My daughter and I love sweet potato biscuits so I knew I was going to have to try this cornbread. I’m normally not a lover of sugar in my cornbread, but it works with the sweet potatoes in this recipe. I did omit the pumpkin pie spice, though. We enjoyed ours by slicing into wedges and cutting them open and putting pats of butter inside. Very good. I used White Lily Self-rising cornmeal mix since that’s what I had in my pantry anyway.
I’ve tried all types of cornbread, and this one is a stand out—not only because of it’s luscious texture but because the sweetness is super with really spicy chili. I would use or omit the pumpkin pie spice depending on what you’re serving the bread with. I added about 1/8 teaspoon pumpkin pie spice and may add more if I make it again with Cincinnati chili as the flavor would complement the cinnamon and allspice in the chili. Otherwise I followed the directions precisely.[Trudy N.B.] This cornbread was moist and had just the right amount of sweetness for us. I used the pumpkin pie spice in mine and liked the addition. Everything came together nicely and quickly, assuming the sweet potatoes were already cooked. I served it with chili. This was a hit with our toddler, too.

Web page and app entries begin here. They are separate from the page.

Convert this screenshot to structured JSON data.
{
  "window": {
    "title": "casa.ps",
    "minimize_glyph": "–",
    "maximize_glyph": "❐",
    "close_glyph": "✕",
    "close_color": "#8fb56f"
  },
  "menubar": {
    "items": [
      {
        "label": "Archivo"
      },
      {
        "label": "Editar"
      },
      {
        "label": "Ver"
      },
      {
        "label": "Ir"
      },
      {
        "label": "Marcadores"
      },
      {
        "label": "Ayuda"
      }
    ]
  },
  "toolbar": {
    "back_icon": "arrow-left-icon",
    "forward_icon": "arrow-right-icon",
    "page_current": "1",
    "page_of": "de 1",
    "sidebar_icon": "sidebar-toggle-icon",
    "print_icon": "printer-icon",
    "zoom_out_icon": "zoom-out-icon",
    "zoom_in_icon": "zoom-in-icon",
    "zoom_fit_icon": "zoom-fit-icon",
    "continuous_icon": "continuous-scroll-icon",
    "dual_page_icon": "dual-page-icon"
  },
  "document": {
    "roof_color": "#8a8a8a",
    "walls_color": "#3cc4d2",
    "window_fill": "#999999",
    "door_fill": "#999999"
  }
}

I think it could have used about 1/2 teaspoon more salt, but otherwise it’s a great recipe as written.
This is one of the richest, most flavorful cornbreads I have had in a long time. The sweet potato flavor was subtle, but it added a depth of flavor that contrasted nicely with the slight tang from the sour cream and the richness of the eggs and butter. I didn’t have self-rising cornmeal mix, so I made my own. I really hesitated to use the large amount of baking powder suggested in the substitution note. I decided to substitute 1 1/2 cups stoneground cornmeal, 1/2 cup all-purpose flour, 2 teaspoons baking powder, and 1 teaspoon salt. The cornbread rose high and was light and airy (or as airy as cornbread with stoneground cornmeal can be). I loved the bread, but I would hesitate to make it again, at least as written. If I’m going to invest in the calories of five eggs, a stick of butter and a cup of sour cream, it is going to be in a cake instead of cornbread. I might take the idea and incorporate sweet potatoes into my usual, much leaner, cornbread recipe. I might also take the concept and run with it, using a can of pumpkin instead of sweet potatoes. I did use the spice, but I substituted cinnamon for the pumpkin pie spice. We could hardly taste it. If I had to do it over again, I would increase the cinnamon or pumpkin pie spice to a full teaspoon.